Tips for parking, and for getting to the Young Centre via TTC:http://www.youngcentre.ca/plan_your_visit/index.html
Accessibility info for the venue: http://www.youngcentre.ca/our_venues/accessibility.html
Check out Topside Press while you’re at it! http://topsidepress.com/
For the past few months, I’ve been working on an installation piece/sculpture. I need your help to finish it, though! Do you have empty estrogen pill bottles (estradiol, premarin, etc.)*? Want to mail them to me to be included in the installation?
The installation is a recontextualization of Janice Raymond’s notorious transphobic ‘materpiece’ The Transsexual Empire, and it is one of several responses I’ve made to attacks radfems have made on me and other trans women that I know.
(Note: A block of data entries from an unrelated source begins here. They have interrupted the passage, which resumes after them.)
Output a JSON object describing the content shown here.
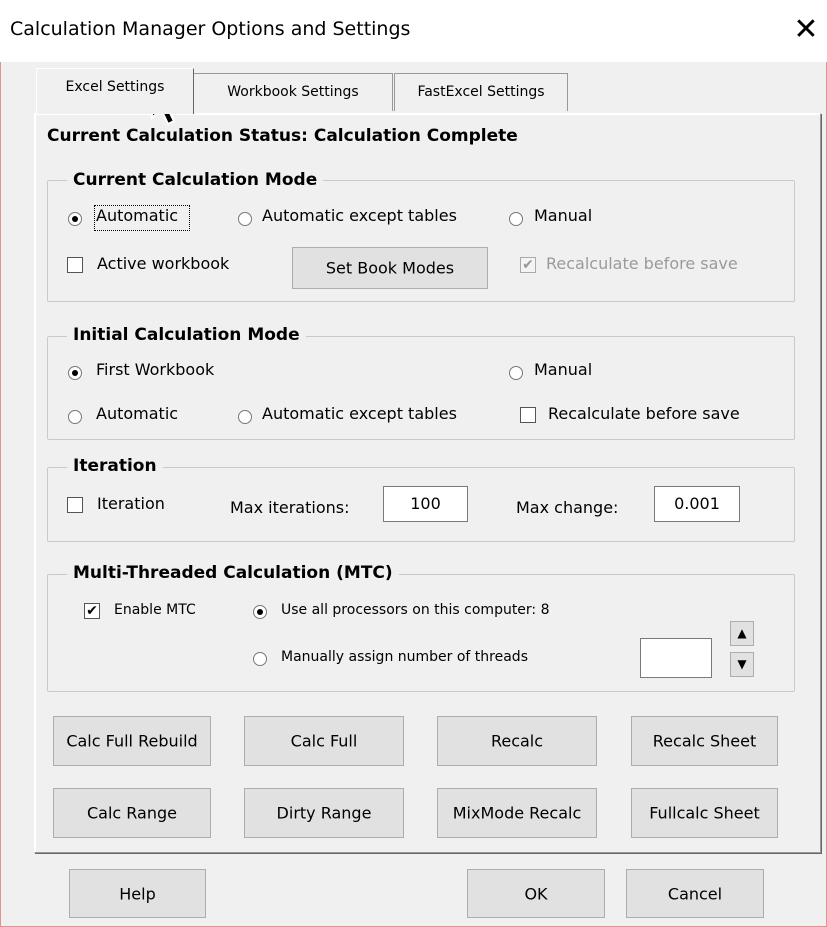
{
  "window": {
    "title": "Calculation Manager Options and Settings",
    "close_glyph": "✕"
  },
  "tabs": [
    {
      "label": "Excel Settings",
      "active": true
    },
    {
      "label": "Workbook Settings",
      "active": false
    },
    {
      "label": "FastExcel Settings",
      "active": false
    }
  ],
  "status": {
    "text": "Current Calculation Status:  Calculation Complete"
  },
  "current_mode": {
    "legend": "Current Calculation Mode",
    "radio_automatic": "Automatic",
    "radio_auto_except": "Automatic except tables",
    "radio_manual": "Manual",
    "selected": "Automatic",
    "check_active_workbook": "Active workbook",
    "active_workbook_checked": false,
    "set_book_modes": "Set Book Modes",
    "check_recalc_before_save": "Recalculate before save",
    "recalc_before_save_checked": true,
    "recalc_before_save_disabled": true
  },
  "initial_mode": {
    "legend": "Initial Calculation Mode",
    "radio_first_workbook": "First Workbook",
    "radio_manual": "Manual",
    "radio_automatic": "Automatic",
    "radio_auto_except": "Automatic except tables",
    "selected": "First Workbook",
    "check_recalc_before_save": "Recalculate before save",
    "recalc_before_save_checked": false
  },
  "iteration": {
    "legend": "Iteration",
    "check_iteration": "Iteration",
    "iteration_checked": false,
    "max_iterations_label": "Max iterations:",
    "max_iterations_value": "100",
    "max_change_label": "Max change:",
    "max_change_value": "0.001"
  },
  "mtc": {
    "legend": "Multi-Threaded Calculation (MTC)",
    "check_enable": "Enable MTC",
    "enable_checked": true,
    "radio_all_processors": "Use all processors on this computer: 8",
    "radio_manual_threads": "Manually assign number of threads",
    "selected": "all",
    "threads_value": "",
    "spin_up": "▲",
    "spin_down": "▼"
  },
  "calc_buttons": {
    "calc_full_rebuild": "Calc Full Rebuild",
    "calc_full": "Calc Full",
    "recalc": "Recalc",
    "recalc_sheet": "Recalc Sheet",
    "calc_range": "Calc Range",
    "dirty_range": "Dirty Range",
    "mixmode_recalc": "MixMode Recalc",
    "fullcalc_sheet": "Fullcalc Sheet"
  },
  "footer": {
    "help": "Help",
    "ok": "OK",
    "cancel": "Cancel"
  },
  "icons": {
    "close": "close-icon",
    "cursor": "mouse-pointer-icon"
  }
}
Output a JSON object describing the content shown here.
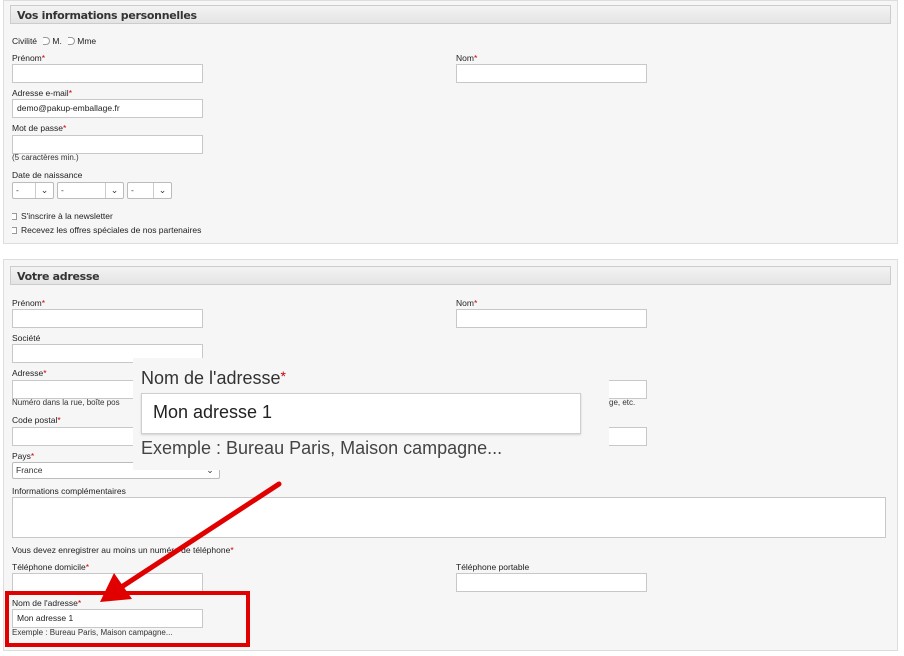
{
  "personal": {
    "header": "Vos informations personnelles",
    "civilite": "Civilité",
    "mr": "M.",
    "mme": "Mme",
    "prenom": "Prénom",
    "nom": "Nom",
    "email_label": "Adresse e-mail",
    "email_value": "demo@pakup-emballage.fr",
    "password_label": "Mot de passe",
    "password_hint": "(5 caractères min.)",
    "birth_label": "Date de naissance",
    "day": "-",
    "month": "-",
    "year": "-",
    "newsletter": "S'inscrire à la newsletter",
    "offers": "Recevez les offres spéciales de nos partenaires"
  },
  "address": {
    "header": "Votre adresse",
    "prenom": "Prénom",
    "nom": "Nom",
    "societe": "Société",
    "adresse": "Adresse",
    "adresse_hint": "Numéro dans la rue, boîte pos",
    "adresse2_hint_tail": "ge, etc.",
    "code_postal": "Code postal",
    "pays": "Pays",
    "pays_value": "France",
    "infos": "Informations complémentaires",
    "phone_note": "Vous devez enregistrer au moins un numéro de téléphone",
    "tel_domicile": "Téléphone domicile",
    "tel_portable": "Téléphone portable",
    "alias_label": "Nom de l'adresse",
    "alias_value": "Mon adresse 1",
    "alias_hint": "Exemple : Bureau Paris, Maison campagne..."
  },
  "required_mark": "*",
  "colors": {
    "annotation_red": "#e10000",
    "required": "#cc0000"
  },
  "icons": {
    "dropdown": "chevron-down-icon",
    "arrow": "red-arrow-annotation"
  }
}
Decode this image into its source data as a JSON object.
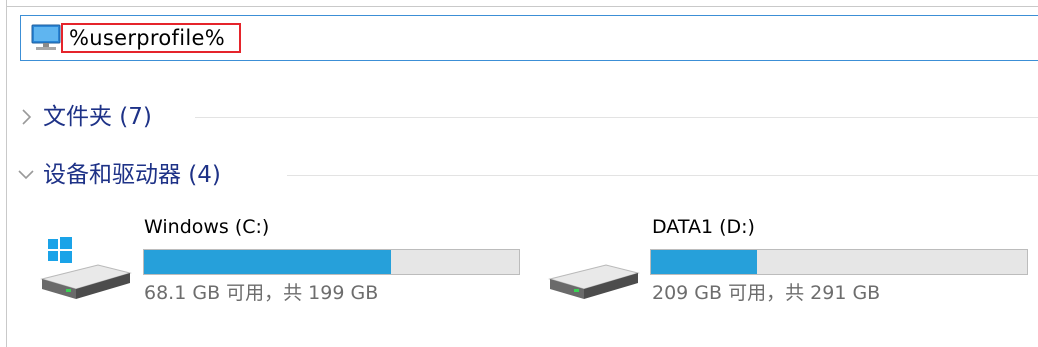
{
  "address_bar": {
    "path": "%userprofile%",
    "icon": "this-pc-icon"
  },
  "groups": [
    {
      "label": "文件夹 (7)",
      "expanded": false,
      "icon": "chevron-right-icon"
    },
    {
      "label": "设备和驱动器 (4)",
      "expanded": true,
      "icon": "chevron-down-icon"
    }
  ],
  "drives": [
    {
      "name": "Windows (C:)",
      "space": "68.1 GB 可用，共 199 GB",
      "used_fraction": 0.658,
      "icon": "system-drive-icon"
    },
    {
      "name": "DATA1 (D:)",
      "space": "209 GB 可用，共 291 GB",
      "used_fraction": 0.282,
      "icon": "hard-drive-icon"
    }
  ],
  "colors": {
    "usage_fill": "#26a0da",
    "usage_track": "#e6e6e6",
    "group_header_text": "#1e3287",
    "address_highlight": "#e5242b",
    "address_border": "#3c8fd6"
  }
}
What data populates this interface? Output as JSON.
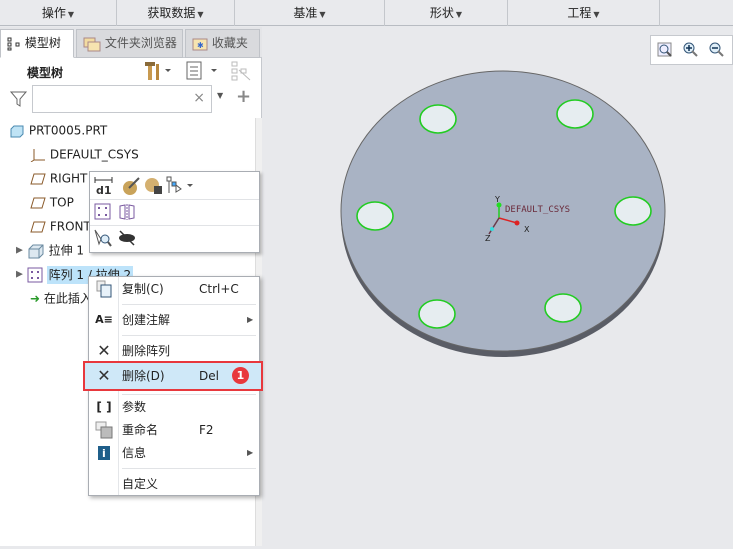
{
  "menubar": [
    {
      "label": "操作"
    },
    {
      "label": "获取数据"
    },
    {
      "label": "基准"
    },
    {
      "label": "形状"
    },
    {
      "label": "工程"
    }
  ],
  "tabs": {
    "model_tree": "模型树",
    "file_browser": "文件夹浏览器",
    "favorites": "收藏夹"
  },
  "panel": {
    "title": "模型树",
    "filter_value": "",
    "clear": "×",
    "add": "+"
  },
  "tree": [
    {
      "label": "PRT0005.PRT"
    },
    {
      "label": "DEFAULT_CSYS"
    },
    {
      "label": "RIGHT"
    },
    {
      "label": "TOP"
    },
    {
      "label": "FRONT"
    },
    {
      "label": "拉伸 1"
    },
    {
      "label": "阵列 1 / 拉伸 2"
    },
    {
      "label": "在此插入"
    }
  ],
  "context_menu": {
    "copy": {
      "label": "复制(C)",
      "shortcut": "Ctrl+C"
    },
    "annotate": {
      "label": "创建注解"
    },
    "delete_pattern": {
      "label": "删除阵列"
    },
    "delete": {
      "label": "删除(D)",
      "shortcut": "Del",
      "badge": "1"
    },
    "params": {
      "label": "参数"
    },
    "rename": {
      "label": "重命名",
      "shortcut": "F2"
    },
    "info": {
      "label": "信息"
    },
    "customize": {
      "label": "自定义"
    }
  },
  "viewport": {
    "csys_label": "DEFAULT_CSYS",
    "x": "X",
    "y": "Y",
    "z": "Z"
  },
  "colors": {
    "highlight": "#cfe8f8",
    "callout": "#e8383d",
    "part": "#a9b3c4"
  }
}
If you’re interested in participating in the installation, email me at morganmpage [at] gmail [dot] com, and I’ll send you my address for you to mail them to me. If you’re in Toronto, we can arrange to meet so I can get them from you.
(As much as I appreciate signal boosts, I’ve felt pretty burned by reblogs and Tumblr lately, so please don’t reblog this post.)
Mirha-Soleil Ross, excerpt from Yapping Out Loud: Contagious Thoughts From an Unrepentant Whore, 2004-2006.
I’ve been thinking about this quote all weekend. (For the casual reader, Victoria Day 1996 is when three sex workers, two of whom were trans, were murdered in Toronto by Marcello Palma who wanted to rid the Earth of what he called “scum.” These women were Deanna Wilkinson, Shawna Junior Keegan, and Brenda Ludgate.)